*Try it*:
Whenever a line in the listing contains "country", copy that line.

*Listed records*:
=== Section Start ===
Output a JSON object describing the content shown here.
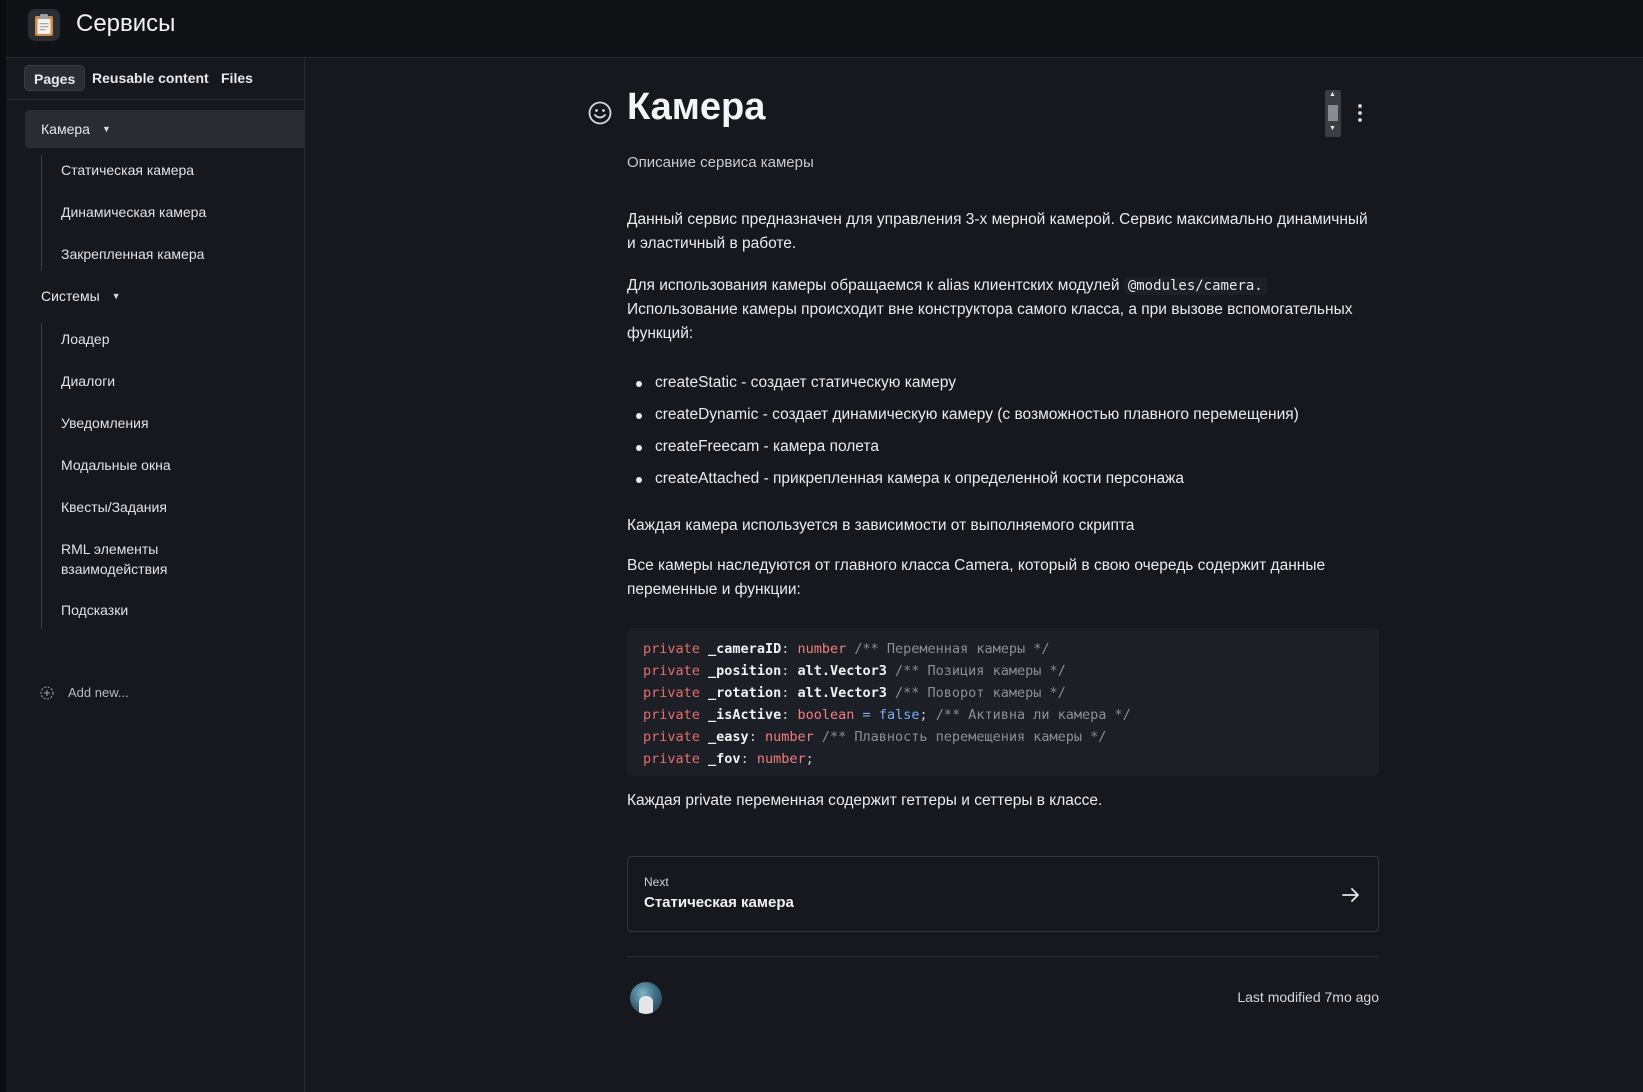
{
  "header": {
    "space_title": "Сервисы",
    "space_icon": "clipboard-icon"
  },
  "sidebar": {
    "tabs": [
      "Pages",
      "Reusable content",
      "Files"
    ],
    "active_tab": "Pages",
    "groups": [
      {
        "label": "Камера",
        "selected": true,
        "items": [
          "Статическая камера",
          "Динамическая камера",
          "Закрепленная камера"
        ]
      },
      {
        "label": "Системы",
        "selected": false,
        "items": [
          "Лоадер",
          "Диалоги",
          "Уведомления",
          "Модальные окна",
          "Квесты/Задания",
          "RML элементы взаимодействия",
          "Подсказки"
        ]
      }
    ],
    "add_new": "Add new..."
  },
  "page": {
    "title": "Камера",
    "description": "Описание сервиса камеры",
    "para1": "Данный сервис предназначен для управления 3-х мерной камерой. Сервис максимально динамичный и эластичный в работе.",
    "para2_prefix": "Для использования камеры обращаемся к alias клиентских модулей ",
    "para2_code": "@modules/camera.",
    "para2_suffix": " Использование камеры происходит вне конструктора самого класса, а при вызове вспомогательных функций:",
    "bullets": [
      "createStatic - создает статическую камеру",
      "createDynamic - создает динамическую камеру (с возможностью плавного перемещения)",
      "createFreecam - камера полета",
      "createAttached - прикрепленная камера к определенной кости персонажа"
    ],
    "para3": "Каждая камера используется в зависимости от выполняемого скрипта",
    "para4": "Все камеры наследуются от главного класса Camera, который в свою очередь содержит данные переменные и функции:",
    "code_lines": [
      "private _cameraID: number /** Переменная камеры */",
      "private _position: alt.Vector3 /** Позиция камеры */",
      "private _rotation: alt.Vector3 /** Поворот камеры */",
      "private _isActive: boolean = false; /** Активна ли камера */",
      "private _easy: number /** Плавность перемещения камеры */",
      "private _fov: number;"
    ],
    "para5": "Каждая private переменная содержит геттеры и сеттеры в классе.",
    "next": {
      "label": "Next",
      "title": "Статическая камера"
    },
    "last_modified": "Last modified 7mo ago"
  },
  "colors": {
    "background": "#16181d",
    "keyword": "#e66d6d",
    "boolean": "#78aef2",
    "comment": "#8a8e97"
  }
}
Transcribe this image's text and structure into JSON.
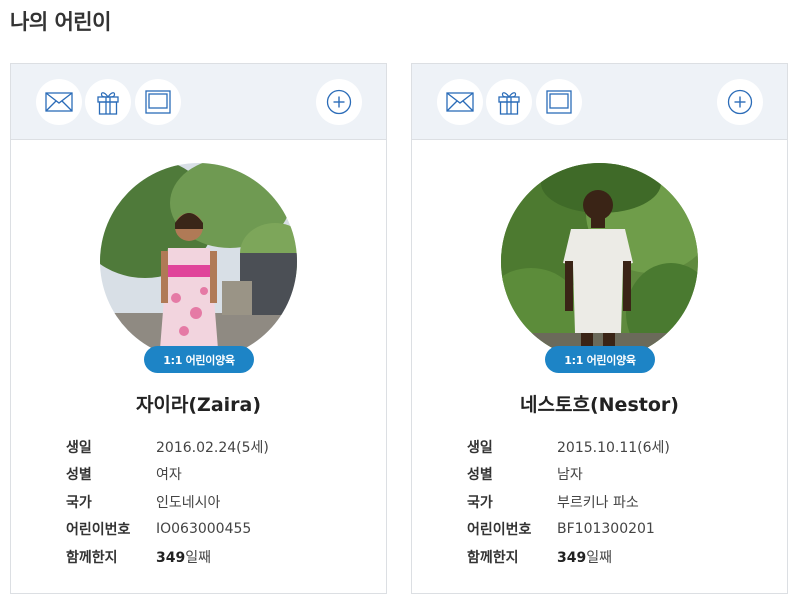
{
  "page": {
    "title": "나의 어린이"
  },
  "labels": {
    "birth": "생일",
    "gender": "성별",
    "country": "국가",
    "child_no": "어린이번호",
    "together": "함께한지"
  },
  "icons": {
    "letter": "envelope-icon",
    "gift": "gift-icon",
    "frame": "photo-frame-icon",
    "add": "plus-circle-icon"
  },
  "colors": {
    "accent": "#1d84c6",
    "toolbar_bg": "#eef2f7",
    "icon_stroke": "#2b6cb8"
  },
  "children": [
    {
      "badge": "1:1 어린이양육",
      "name": "자이라(Zaira)",
      "birth": "2016.02.24(5세)",
      "gender": "여자",
      "country": "인도네시아",
      "child_no": "IO063000455",
      "days_number": "349",
      "days_unit": "일째"
    },
    {
      "badge": "1:1 어린이양육",
      "name": "네스토흐(Nestor)",
      "birth": "2015.10.11(6세)",
      "gender": "남자",
      "country": "부르키나 파소",
      "child_no": "BF101300201",
      "days_number": "349",
      "days_unit": "일째"
    }
  ]
}
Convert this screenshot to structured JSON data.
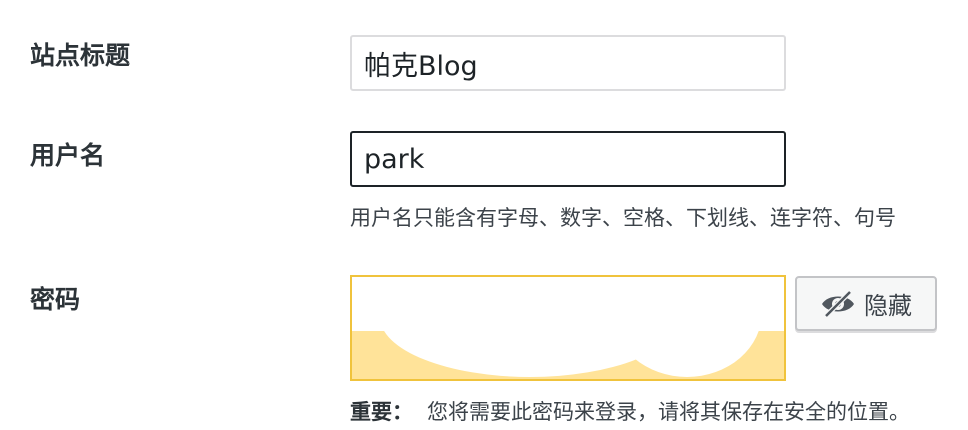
{
  "site_title": {
    "label": "站点标题",
    "value": "帕克Blog"
  },
  "username": {
    "label": "用户名",
    "value": "park",
    "hint": "用户名只能含有字母、数字、空格、下划线、连字符、句号"
  },
  "password": {
    "label": "密码",
    "strength_color": "#ffe399",
    "toggle_icon": "eye-slash-icon",
    "toggle_label": "隐藏",
    "important_label": "重要：",
    "important_text": "您将需要此密码来登录，请将其保存在安全的位置。"
  }
}
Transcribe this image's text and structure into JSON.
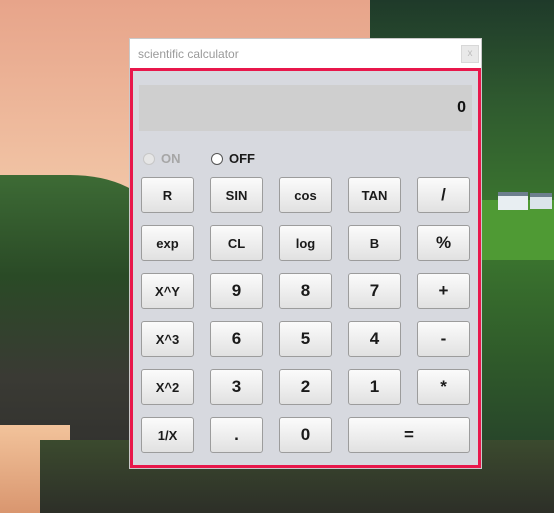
{
  "window": {
    "title": "scientific calculator",
    "close_label": "x"
  },
  "display": {
    "value": "0"
  },
  "power": {
    "on_label": "ON",
    "off_label": "OFF",
    "selected": "OFF"
  },
  "keys": {
    "r": "R",
    "sin": "SIN",
    "cos": "cos",
    "tan": "TAN",
    "divide": "/",
    "exp": "exp",
    "cl": "CL",
    "log": "log",
    "b": "B",
    "percent": "%",
    "x_pow_y": "X^Y",
    "nine": "9",
    "eight": "8",
    "seven": "7",
    "plus": "+",
    "x_cube": "X^3",
    "six": "6",
    "five": "5",
    "four": "4",
    "minus": "-",
    "x_square": "X^2",
    "three": "3",
    "two": "2",
    "one": "1",
    "multiply": "*",
    "reciprocal": "1/X",
    "dot": ".",
    "zero": "0",
    "equals": "="
  }
}
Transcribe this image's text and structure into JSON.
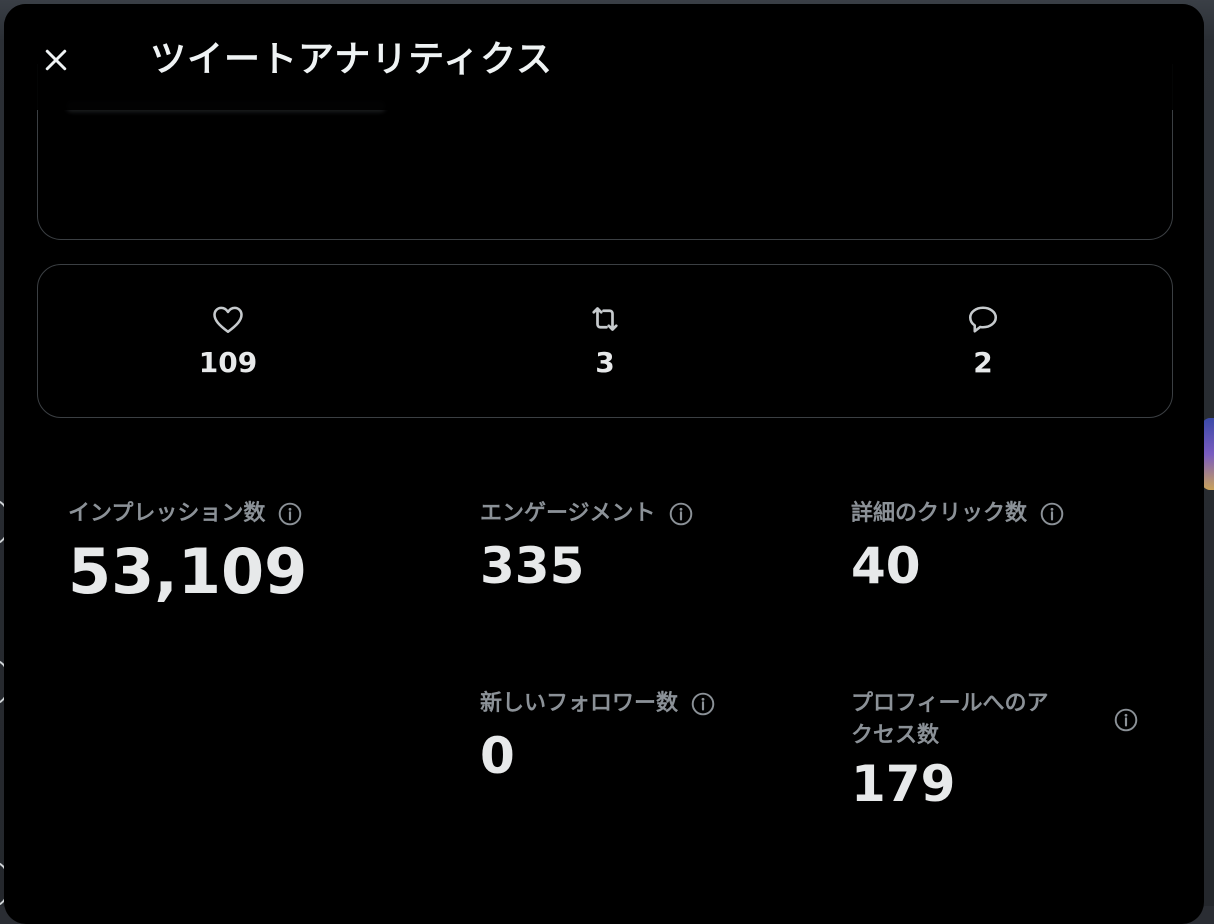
{
  "title": "ツイートアナリティクス",
  "engagement": {
    "likes": "109",
    "retweets": "3",
    "replies": "2"
  },
  "metrics": {
    "impressions": {
      "label": "インプレッション数",
      "value": "53,109"
    },
    "engagements": {
      "label": "エンゲージメント",
      "value": "335"
    },
    "detail_clicks": {
      "label": "詳細のクリック数",
      "value": "40"
    },
    "new_followers": {
      "label": "新しいフォロワー数",
      "value": "0"
    },
    "profile_visits": {
      "label_line1": "プロフィールへのア",
      "label_line2": "クセス数",
      "value": "179"
    }
  },
  "icons": {
    "close": "close-icon",
    "like": "heart-icon",
    "retweet": "retweet-icon",
    "reply": "reply-icon",
    "info": "info-icon"
  },
  "colors": {
    "background": "#000000",
    "text": "#e7e9ea",
    "muted": "#8b9197",
    "border": "#3b3f43"
  }
}
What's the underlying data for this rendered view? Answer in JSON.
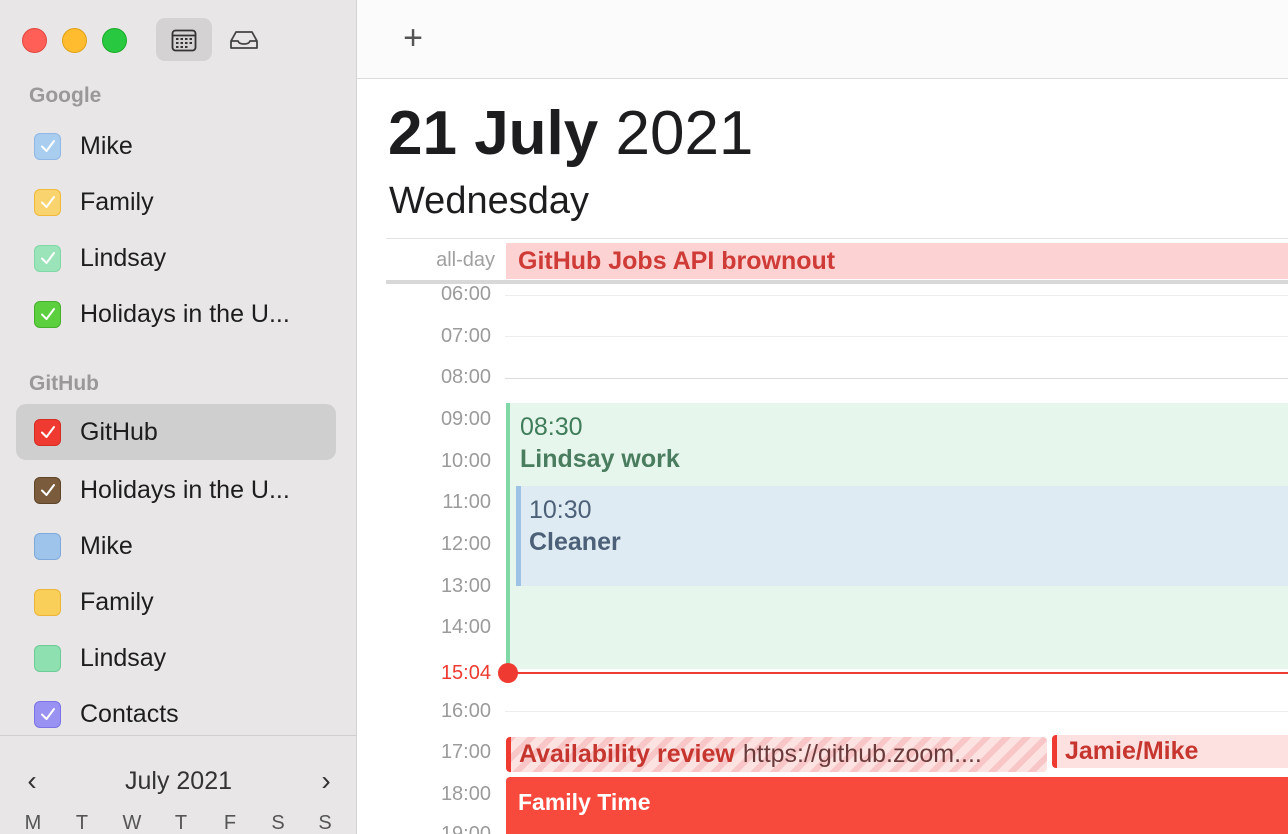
{
  "sidebar": {
    "groups": [
      {
        "title": "Google",
        "items": [
          {
            "label": "Mike",
            "color": "#8fb8e6",
            "checked": true
          },
          {
            "label": "Family",
            "color": "#f8c746",
            "checked": true
          },
          {
            "label": "Lindsay",
            "color": "#7fd8a6",
            "checked": true
          },
          {
            "label": "Holidays in the U...",
            "color": "#4fc737",
            "checked": true
          }
        ]
      },
      {
        "title": "GitHub",
        "items": [
          {
            "label": "GitHub",
            "color": "#ee3a30",
            "checked": true,
            "selected": true
          },
          {
            "label": "Holidays in the U...",
            "color": "#7a5b3c",
            "checked": true
          },
          {
            "label": "Mike",
            "color": "#8fb8e6",
            "checked": false
          },
          {
            "label": "Family",
            "color": "#f8c746",
            "checked": false
          },
          {
            "label": "Lindsay",
            "color": "#7fd8a6",
            "checked": false
          },
          {
            "label": "Contacts",
            "color": "#8d86ef",
            "checked": true
          }
        ]
      }
    ],
    "mini_calendar": {
      "title": "July 2021",
      "prev": "‹",
      "next": "›",
      "weekdays": [
        "M",
        "T",
        "W",
        "T",
        "F",
        "S",
        "S"
      ]
    }
  },
  "toolbar": {
    "add_label": "+"
  },
  "header": {
    "day_month": "21 July",
    "year": "2021",
    "weekday": "Wednesday"
  },
  "allday": {
    "label": "all-day",
    "event": "GitHub Jobs API brownout"
  },
  "time_labels": [
    "06:00",
    "07:00",
    "08:00",
    "09:00",
    "10:00",
    "11:00",
    "12:00",
    "13:00",
    "14:00",
    "16:00",
    "17:00",
    "18:00",
    "19:00"
  ],
  "now": "15:04",
  "events": {
    "lindsay": {
      "time": "08:30",
      "title": "Lindsay work"
    },
    "cleaner": {
      "time": "10:30",
      "title": "Cleaner"
    },
    "availability": {
      "title": "Availability review",
      "url": "https://github.zoom...."
    },
    "jamie": {
      "title": "Jamie/Mike"
    },
    "family": {
      "title": "Family Time"
    }
  },
  "colors": {
    "accent_red": "#ee3a30",
    "sidebar_bg": "#e8e6e6"
  }
}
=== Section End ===
*Expected answer*:
    "country": "국가",
      "country": "인도네시아",
      "country": "부르키나 파소",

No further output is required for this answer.